§ Exercise aim
Return the data below unchanged. Drop any pictures.

Excerpts from an interface dataset:
********

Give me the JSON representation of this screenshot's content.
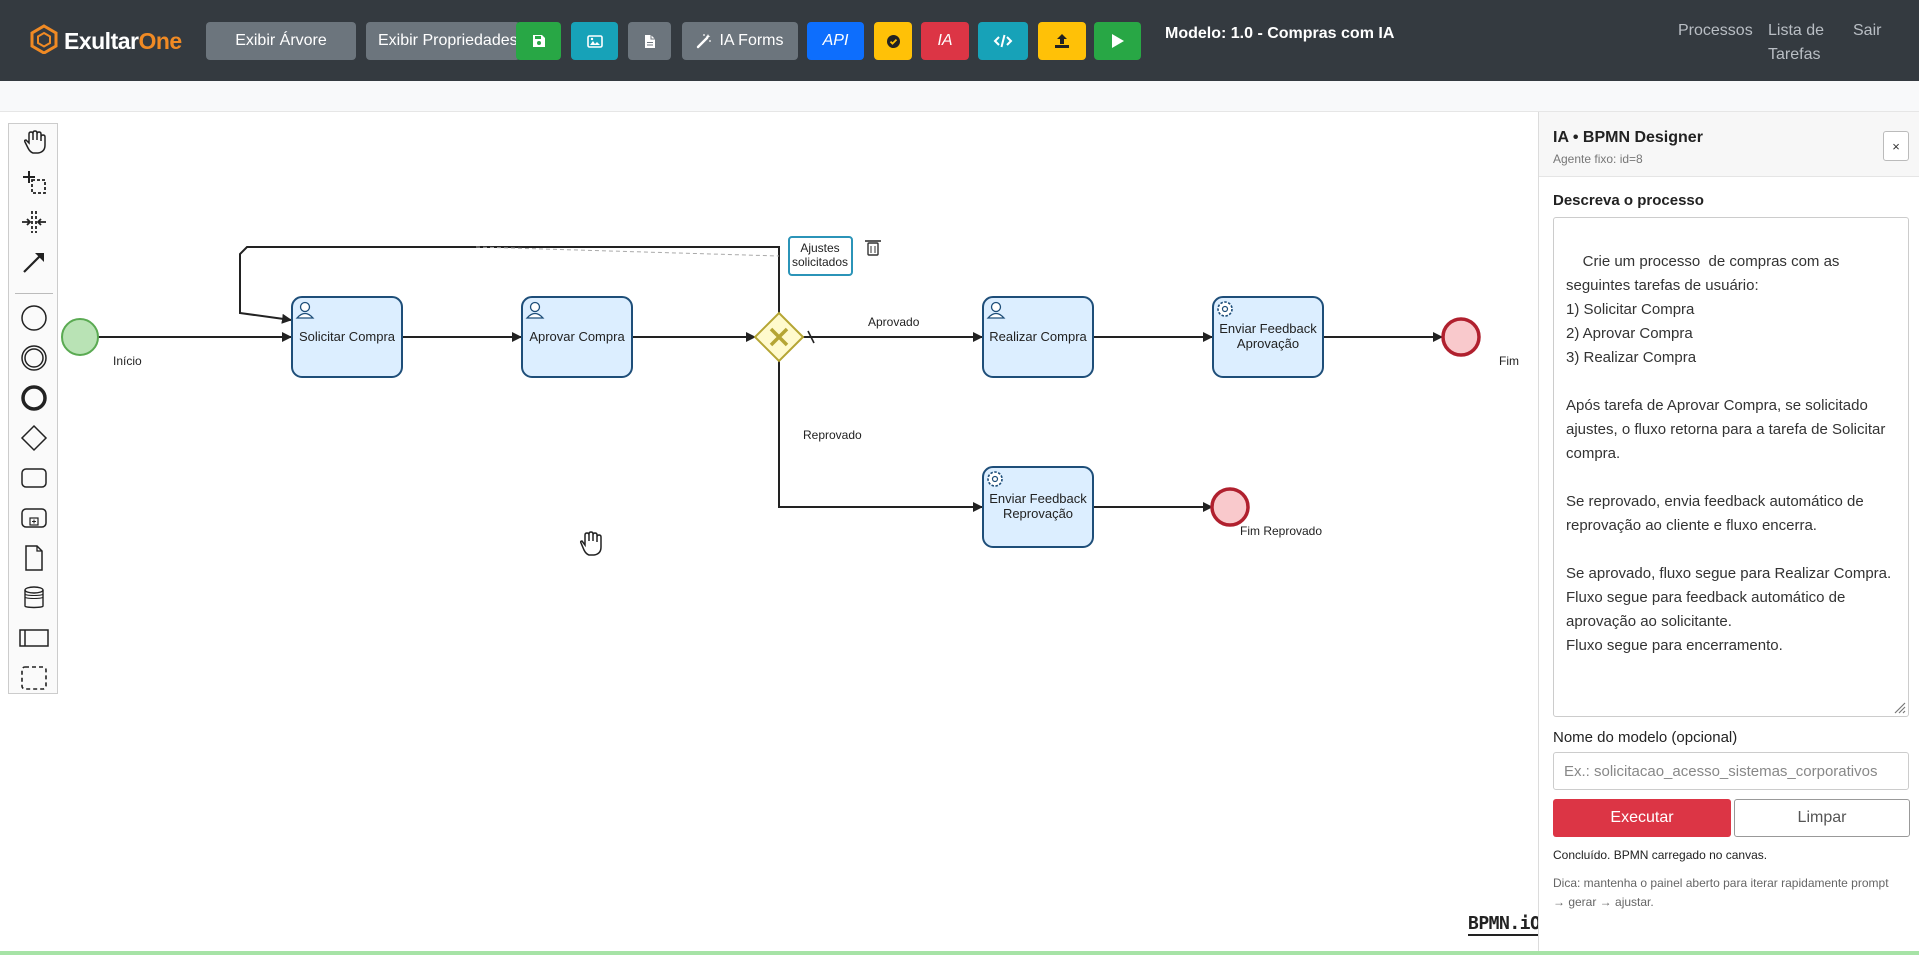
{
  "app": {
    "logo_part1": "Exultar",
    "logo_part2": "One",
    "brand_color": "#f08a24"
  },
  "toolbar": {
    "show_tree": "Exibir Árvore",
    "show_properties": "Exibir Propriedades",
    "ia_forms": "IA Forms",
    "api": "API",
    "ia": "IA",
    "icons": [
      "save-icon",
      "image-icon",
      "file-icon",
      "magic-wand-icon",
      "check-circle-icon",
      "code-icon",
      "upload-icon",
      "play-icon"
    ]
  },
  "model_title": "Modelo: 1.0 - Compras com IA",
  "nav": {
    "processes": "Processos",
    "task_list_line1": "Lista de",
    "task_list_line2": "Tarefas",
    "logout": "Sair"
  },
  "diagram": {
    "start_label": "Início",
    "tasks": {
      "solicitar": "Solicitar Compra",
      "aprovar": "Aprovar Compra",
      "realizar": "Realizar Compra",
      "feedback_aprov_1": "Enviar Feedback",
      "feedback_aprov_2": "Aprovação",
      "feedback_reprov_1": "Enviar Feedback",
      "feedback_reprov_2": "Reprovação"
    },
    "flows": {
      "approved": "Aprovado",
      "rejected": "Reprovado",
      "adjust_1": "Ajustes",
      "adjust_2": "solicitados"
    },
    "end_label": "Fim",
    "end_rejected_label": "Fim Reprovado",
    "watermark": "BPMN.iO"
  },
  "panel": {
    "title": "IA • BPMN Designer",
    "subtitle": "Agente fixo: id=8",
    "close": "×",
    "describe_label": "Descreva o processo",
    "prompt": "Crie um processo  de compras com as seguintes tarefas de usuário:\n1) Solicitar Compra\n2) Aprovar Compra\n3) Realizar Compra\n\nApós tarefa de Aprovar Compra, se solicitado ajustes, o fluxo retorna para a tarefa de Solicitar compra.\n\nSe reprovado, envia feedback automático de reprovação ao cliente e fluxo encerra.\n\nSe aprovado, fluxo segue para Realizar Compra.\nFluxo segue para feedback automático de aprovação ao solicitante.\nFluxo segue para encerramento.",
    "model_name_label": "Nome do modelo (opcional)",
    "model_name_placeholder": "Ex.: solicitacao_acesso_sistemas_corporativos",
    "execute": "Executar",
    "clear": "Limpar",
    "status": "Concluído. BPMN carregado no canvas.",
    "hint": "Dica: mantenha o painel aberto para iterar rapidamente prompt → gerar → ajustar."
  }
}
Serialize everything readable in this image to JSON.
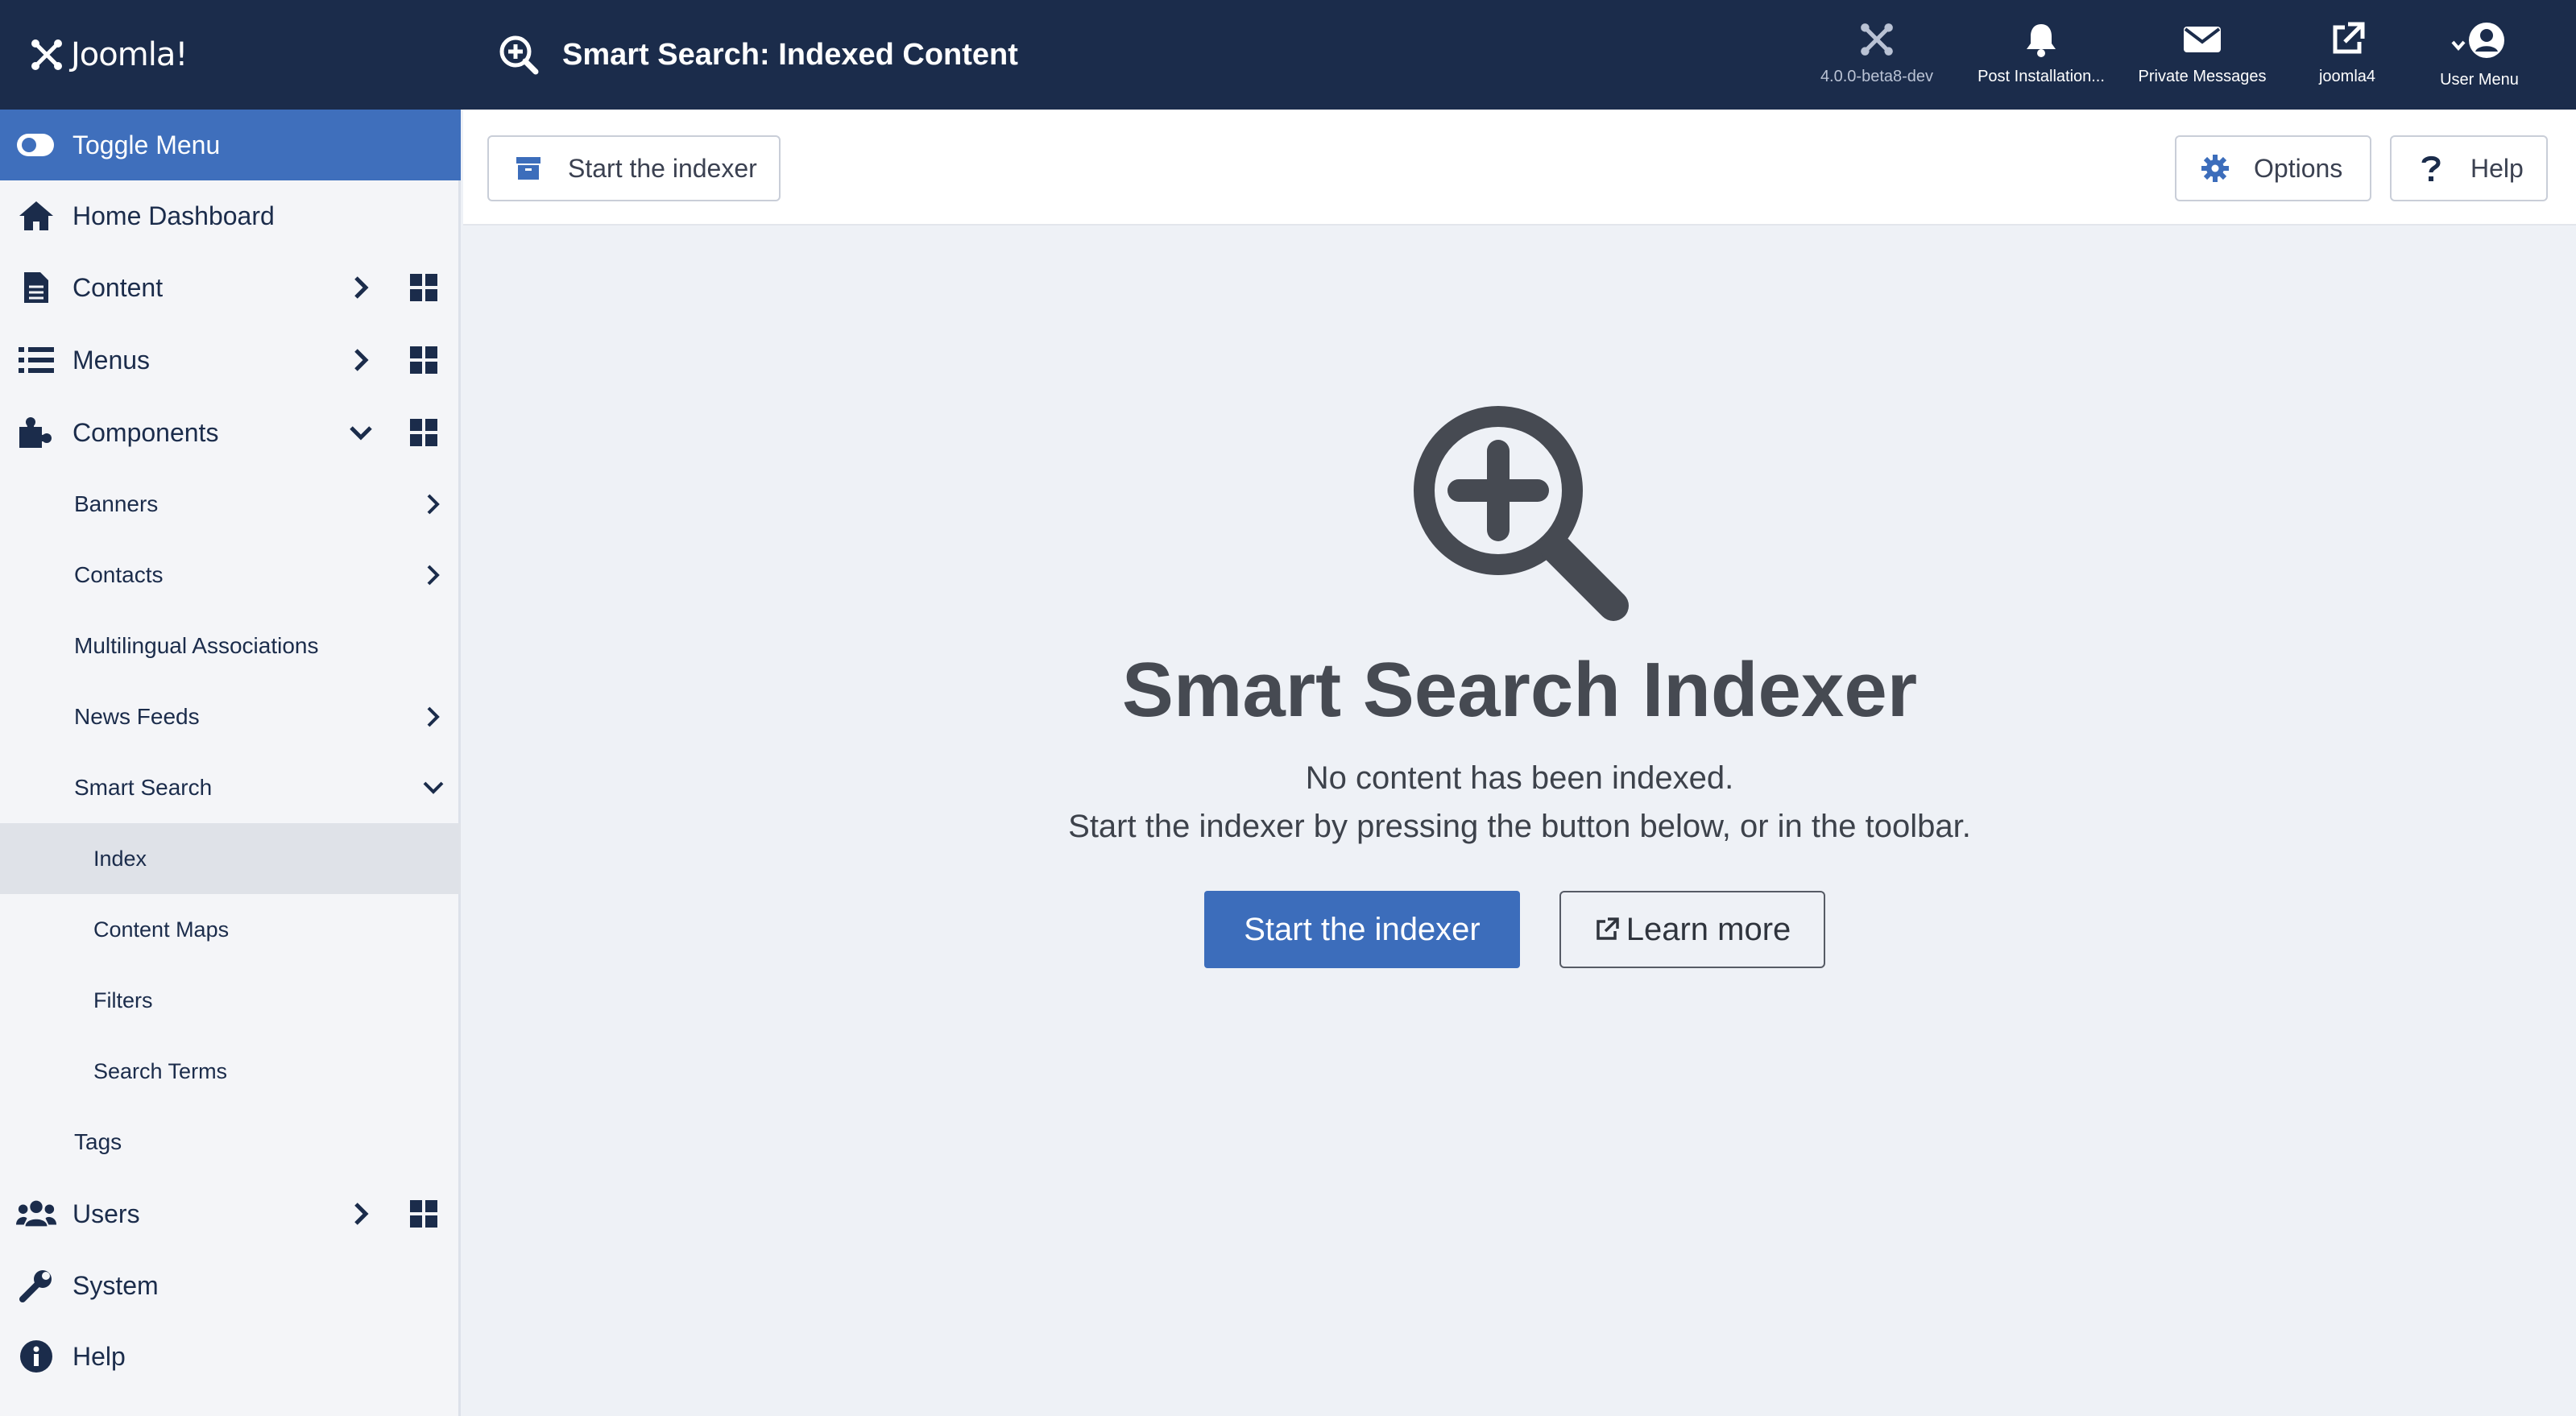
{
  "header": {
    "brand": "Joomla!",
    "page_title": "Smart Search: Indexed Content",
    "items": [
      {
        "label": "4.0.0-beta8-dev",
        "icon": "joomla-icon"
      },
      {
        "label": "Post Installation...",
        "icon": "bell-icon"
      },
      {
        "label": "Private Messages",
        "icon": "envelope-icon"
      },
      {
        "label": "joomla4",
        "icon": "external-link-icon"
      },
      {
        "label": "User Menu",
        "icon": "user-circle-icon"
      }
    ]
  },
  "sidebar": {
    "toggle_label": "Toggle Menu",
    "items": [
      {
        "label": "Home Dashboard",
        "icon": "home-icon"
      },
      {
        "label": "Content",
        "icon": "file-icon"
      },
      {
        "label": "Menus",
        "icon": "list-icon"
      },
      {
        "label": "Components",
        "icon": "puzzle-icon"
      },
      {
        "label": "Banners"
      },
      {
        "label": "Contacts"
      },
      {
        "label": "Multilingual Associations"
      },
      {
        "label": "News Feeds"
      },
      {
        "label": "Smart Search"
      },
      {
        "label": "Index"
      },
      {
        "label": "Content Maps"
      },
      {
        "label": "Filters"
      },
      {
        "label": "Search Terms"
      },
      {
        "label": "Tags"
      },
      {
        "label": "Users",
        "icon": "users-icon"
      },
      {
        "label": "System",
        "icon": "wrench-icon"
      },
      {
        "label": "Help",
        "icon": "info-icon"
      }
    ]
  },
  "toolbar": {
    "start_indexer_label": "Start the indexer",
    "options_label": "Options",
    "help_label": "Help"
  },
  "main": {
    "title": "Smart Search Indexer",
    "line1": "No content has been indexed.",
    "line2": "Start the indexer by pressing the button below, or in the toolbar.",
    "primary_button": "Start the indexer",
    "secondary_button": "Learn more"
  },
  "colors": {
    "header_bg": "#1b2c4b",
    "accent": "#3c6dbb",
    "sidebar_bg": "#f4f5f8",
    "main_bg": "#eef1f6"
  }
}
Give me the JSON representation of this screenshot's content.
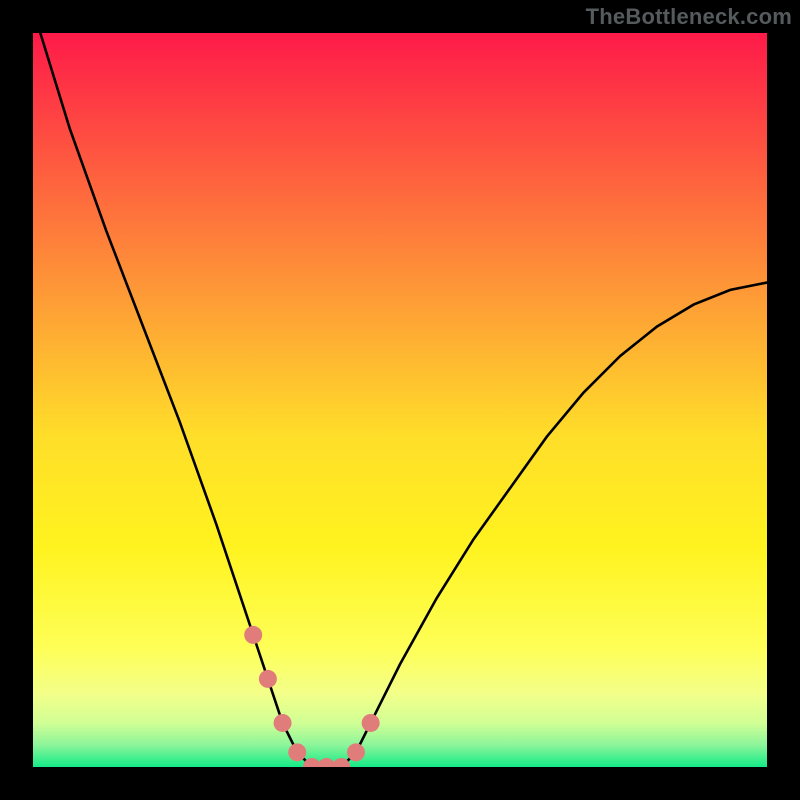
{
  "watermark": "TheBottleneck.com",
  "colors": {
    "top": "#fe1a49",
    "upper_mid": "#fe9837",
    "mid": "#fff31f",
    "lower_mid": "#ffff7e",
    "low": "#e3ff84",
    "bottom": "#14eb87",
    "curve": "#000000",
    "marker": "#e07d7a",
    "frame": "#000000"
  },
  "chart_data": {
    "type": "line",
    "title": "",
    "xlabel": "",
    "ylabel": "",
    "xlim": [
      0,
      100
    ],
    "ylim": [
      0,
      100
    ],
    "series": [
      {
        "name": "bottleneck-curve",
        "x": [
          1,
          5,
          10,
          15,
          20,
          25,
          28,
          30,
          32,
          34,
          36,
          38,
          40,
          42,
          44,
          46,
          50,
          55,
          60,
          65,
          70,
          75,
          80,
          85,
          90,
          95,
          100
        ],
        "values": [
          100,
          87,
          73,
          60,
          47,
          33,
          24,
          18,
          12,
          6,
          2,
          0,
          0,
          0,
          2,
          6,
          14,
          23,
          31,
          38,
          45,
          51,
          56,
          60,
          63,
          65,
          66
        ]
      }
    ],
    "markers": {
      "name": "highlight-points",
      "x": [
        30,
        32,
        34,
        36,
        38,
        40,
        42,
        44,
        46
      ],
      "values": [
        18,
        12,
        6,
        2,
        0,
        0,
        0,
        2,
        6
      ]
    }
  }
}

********

§ Task output
Give me the JSON representation of this screenshot's content.
{
  "app": {
    "logo_part1": "Exultar",
    "logo_part2": "One",
    "brand_color": "#f08a24"
  },
  "toolbar": {
    "show_tree": "Exibir Árvore",
    "show_properties": "Exibir Propriedades",
    "ia_forms": "IA Forms",
    "api": "API",
    "ia": "IA",
    "icons": [
      "save-icon",
      "image-icon",
      "file-icon",
      "magic-wand-icon",
      "check-circle-icon",
      "code-icon",
      "upload-icon",
      "play-icon"
    ]
  },
  "model_title": "Modelo: 1.0 - Compras com IA",
  "nav": {
    "processes": "Processos",
    "task_list_line1": "Lista de",
    "task_list_line2": "Tarefas",
    "logout": "Sair"
  },
  "diagram": {
    "start_label": "Início",
    "tasks": {
      "solicitar": "Solicitar Compra",
      "aprovar": "Aprovar Compra",
      "realizar": "Realizar Compra",
      "feedback_aprov_1": "Enviar Feedback",
      "feedback_aprov_2": "Aprovação",
      "feedback_reprov_1": "Enviar Feedback",
      "feedback_reprov_2": "Reprovação"
    },
    "flows": {
      "approved": "Aprovado",
      "rejected": "Reprovado",
      "adjust_1": "Ajustes",
      "adjust_2": "solicitados"
    },
    "end_label": "Fim",
    "end_rejected_label": "Fim Reprovado",
    "watermark": "BPMN.iO"
  },
  "panel": {
    "title": "IA • BPMN Designer",
    "subtitle": "Agente fixo: id=8",
    "close": "×",
    "describe_label": "Descreva o processo",
    "prompt": "Crie um processo  de compras com as seguintes tarefas de usuário:\n1) Solicitar Compra\n2) Aprovar Compra\n3) Realizar Compra\n\nApós tarefa de Aprovar Compra, se solicitado ajustes, o fluxo retorna para a tarefa de Solicitar compra.\n\nSe reprovado, envia feedback automático de reprovação ao cliente e fluxo encerra.\n\nSe aprovado, fluxo segue para Realizar Compra.\nFluxo segue para feedback automático de aprovação ao solicitante.\nFluxo segue para encerramento.",
    "model_name_label": "Nome do modelo (opcional)",
    "model_name_placeholder": "Ex.: solicitacao_acesso_sistemas_corporativos",
    "execute": "Executar",
    "clear": "Limpar",
    "status": "Concluído. BPMN carregado no canvas.",
    "hint": "Dica: mantenha o painel aberto para iterar rapidamente prompt → gerar → ajustar."
  }
}
Serialize everything readable in this image to JSON.
{
  "header": {
    "brand": "Joomla!",
    "page_title": "Smart Search: Indexed Content",
    "items": [
      {
        "label": "4.0.0-beta8-dev",
        "icon": "joomla-icon"
      },
      {
        "label": "Post Installation...",
        "icon": "bell-icon"
      },
      {
        "label": "Private Messages",
        "icon": "envelope-icon"
      },
      {
        "label": "joomla4",
        "icon": "external-link-icon"
      },
      {
        "label": "User Menu",
        "icon": "user-circle-icon"
      }
    ]
  },
  "sidebar": {
    "toggle_label": "Toggle Menu",
    "items": [
      {
        "label": "Home Dashboard",
        "icon": "home-icon"
      },
      {
        "label": "Content",
        "icon": "file-icon"
      },
      {
        "label": "Menus",
        "icon": "list-icon"
      },
      {
        "label": "Components",
        "icon": "puzzle-icon"
      },
      {
        "label": "Banners"
      },
      {
        "label": "Contacts"
      },
      {
        "label": "Multilingual Associations"
      },
      {
        "label": "News Feeds"
      },
      {
        "label": "Smart Search"
      },
      {
        "label": "Index"
      },
      {
        "label": "Content Maps"
      },
      {
        "label": "Filters"
      },
      {
        "label": "Search Terms"
      },
      {
        "label": "Tags"
      },
      {
        "label": "Users",
        "icon": "users-icon"
      },
      {
        "label": "System",
        "icon": "wrench-icon"
      },
      {
        "label": "Help",
        "icon": "info-icon"
      }
    ]
  },
  "toolbar": {
    "start_indexer_label": "Start the indexer",
    "options_label": "Options",
    "help_label": "Help"
  },
  "main": {
    "title": "Smart Search Indexer",
    "line1": "No content has been indexed.",
    "line2": "Start the indexer by pressing the button below, or in the toolbar.",
    "primary_button": "Start the indexer",
    "secondary_button": "Learn more"
  },
  "colors": {
    "header_bg": "#1b2c4b",
    "accent": "#3c6dbb",
    "sidebar_bg": "#f4f5f8",
    "main_bg": "#eef1f6"
  }
}
Give me the JSON representation of this screenshot's content.
{
  "watermark": "TheBottleneck.com",
  "colors": {
    "top": "#fe1a49",
    "upper_mid": "#fe9837",
    "mid": "#fff31f",
    "lower_mid": "#ffff7e",
    "low": "#e3ff84",
    "bottom": "#14eb87",
    "curve": "#000000",
    "marker": "#e07d7a",
    "frame": "#000000"
  },
  "chart_data": {
    "type": "line",
    "title": "",
    "xlabel": "",
    "ylabel": "",
    "xlim": [
      0,
      100
    ],
    "ylim": [
      0,
      100
    ],
    "series": [
      {
        "name": "bottleneck-curve",
        "x": [
          1,
          5,
          10,
          15,
          20,
          25,
          28,
          30,
          32,
          34,
          36,
          38,
          40,
          42,
          44,
          46,
          50,
          55,
          60,
          65,
          70,
          75,
          80,
          85,
          90,
          95,
          100
        ],
        "values": [
          100,
          87,
          73,
          60,
          47,
          33,
          24,
          18,
          12,
          6,
          2,
          0,
          0,
          0,
          2,
          6,
          14,
          23,
          31,
          38,
          45,
          51,
          56,
          60,
          63,
          65,
          66
        ]
      }
    ],
    "markers": {
      "name": "highlight-points",
      "x": [
        30,
        32,
        34,
        36,
        38,
        40,
        42,
        44,
        46
      ],
      "values": [
        18,
        12,
        6,
        2,
        0,
        0,
        0,
        2,
        6
      ]
    }
  }
}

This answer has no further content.